▶ **How to complete this task**
Pick every line out of the entries below that has the string "Family", and copy it.

Records contained in a dataset:
◆ ◆ ◆ ◆ ◆
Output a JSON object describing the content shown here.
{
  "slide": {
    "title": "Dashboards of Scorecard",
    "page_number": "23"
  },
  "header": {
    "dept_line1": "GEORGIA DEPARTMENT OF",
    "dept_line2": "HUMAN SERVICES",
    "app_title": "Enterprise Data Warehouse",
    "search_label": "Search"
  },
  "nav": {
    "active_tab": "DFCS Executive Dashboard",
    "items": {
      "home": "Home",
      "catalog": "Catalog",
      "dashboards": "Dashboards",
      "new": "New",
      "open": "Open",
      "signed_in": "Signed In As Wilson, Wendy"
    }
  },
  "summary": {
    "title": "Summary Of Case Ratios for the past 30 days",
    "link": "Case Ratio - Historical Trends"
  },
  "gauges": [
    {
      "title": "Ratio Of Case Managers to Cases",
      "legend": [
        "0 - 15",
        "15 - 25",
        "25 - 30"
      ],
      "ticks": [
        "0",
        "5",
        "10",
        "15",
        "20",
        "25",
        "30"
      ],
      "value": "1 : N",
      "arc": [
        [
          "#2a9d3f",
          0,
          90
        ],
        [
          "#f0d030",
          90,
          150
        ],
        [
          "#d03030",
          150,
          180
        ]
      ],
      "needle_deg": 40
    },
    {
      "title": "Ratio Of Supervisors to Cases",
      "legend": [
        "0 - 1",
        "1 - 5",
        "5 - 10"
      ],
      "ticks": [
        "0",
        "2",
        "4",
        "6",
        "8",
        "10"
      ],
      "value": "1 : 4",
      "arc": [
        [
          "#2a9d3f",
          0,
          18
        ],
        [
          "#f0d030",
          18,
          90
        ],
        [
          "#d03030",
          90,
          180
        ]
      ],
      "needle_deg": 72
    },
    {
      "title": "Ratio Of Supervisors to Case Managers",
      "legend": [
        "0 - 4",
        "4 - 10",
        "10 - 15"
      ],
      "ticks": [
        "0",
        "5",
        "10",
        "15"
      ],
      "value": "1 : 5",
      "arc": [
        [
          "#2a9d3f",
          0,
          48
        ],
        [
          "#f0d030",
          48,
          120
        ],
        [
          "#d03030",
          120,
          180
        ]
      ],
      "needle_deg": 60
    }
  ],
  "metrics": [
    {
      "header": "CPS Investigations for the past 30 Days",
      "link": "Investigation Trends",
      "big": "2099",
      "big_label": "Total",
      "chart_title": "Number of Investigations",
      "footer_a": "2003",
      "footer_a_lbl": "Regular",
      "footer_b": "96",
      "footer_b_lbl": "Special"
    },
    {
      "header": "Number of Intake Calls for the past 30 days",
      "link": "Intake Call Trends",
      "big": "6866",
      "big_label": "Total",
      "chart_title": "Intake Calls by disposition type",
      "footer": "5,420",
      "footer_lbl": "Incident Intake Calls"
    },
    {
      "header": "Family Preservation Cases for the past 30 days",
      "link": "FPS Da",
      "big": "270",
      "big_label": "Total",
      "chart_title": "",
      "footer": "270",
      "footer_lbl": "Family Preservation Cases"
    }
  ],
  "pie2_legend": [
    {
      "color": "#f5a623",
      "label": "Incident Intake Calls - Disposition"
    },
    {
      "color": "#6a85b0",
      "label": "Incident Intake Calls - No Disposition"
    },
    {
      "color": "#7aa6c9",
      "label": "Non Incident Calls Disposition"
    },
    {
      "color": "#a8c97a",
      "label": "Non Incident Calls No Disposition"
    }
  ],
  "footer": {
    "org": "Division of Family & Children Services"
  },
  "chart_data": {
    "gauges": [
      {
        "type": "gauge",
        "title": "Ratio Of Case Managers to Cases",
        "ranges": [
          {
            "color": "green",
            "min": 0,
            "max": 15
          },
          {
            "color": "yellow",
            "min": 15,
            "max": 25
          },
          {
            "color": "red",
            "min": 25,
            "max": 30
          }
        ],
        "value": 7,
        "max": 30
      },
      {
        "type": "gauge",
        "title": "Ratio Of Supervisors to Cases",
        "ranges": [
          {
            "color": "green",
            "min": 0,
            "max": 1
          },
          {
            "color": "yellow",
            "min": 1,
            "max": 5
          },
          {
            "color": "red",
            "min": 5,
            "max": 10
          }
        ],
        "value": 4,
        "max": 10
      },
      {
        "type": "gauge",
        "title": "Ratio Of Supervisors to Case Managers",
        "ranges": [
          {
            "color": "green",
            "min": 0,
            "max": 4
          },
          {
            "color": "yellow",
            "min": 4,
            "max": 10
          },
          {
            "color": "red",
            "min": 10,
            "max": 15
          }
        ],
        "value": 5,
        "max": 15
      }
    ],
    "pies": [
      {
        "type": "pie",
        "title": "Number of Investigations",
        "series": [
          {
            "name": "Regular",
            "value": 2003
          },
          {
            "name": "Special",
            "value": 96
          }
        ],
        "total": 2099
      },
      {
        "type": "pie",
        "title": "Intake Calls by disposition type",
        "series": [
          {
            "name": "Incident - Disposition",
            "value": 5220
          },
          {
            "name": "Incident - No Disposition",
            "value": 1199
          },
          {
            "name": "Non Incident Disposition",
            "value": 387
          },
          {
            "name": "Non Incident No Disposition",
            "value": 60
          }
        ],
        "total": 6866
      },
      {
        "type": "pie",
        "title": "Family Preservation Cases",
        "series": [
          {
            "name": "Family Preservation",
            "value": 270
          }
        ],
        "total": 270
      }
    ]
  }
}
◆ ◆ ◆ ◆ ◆
▶ **Exercise result**
      "header": "Family Preservation Cases for the past 30 days",
      "footer_lbl": "Family Preservation Cases"
    "org": "Division of Family & Children Services"
        "title": "Family Preservation Cases",
            "name": "Family Preservation",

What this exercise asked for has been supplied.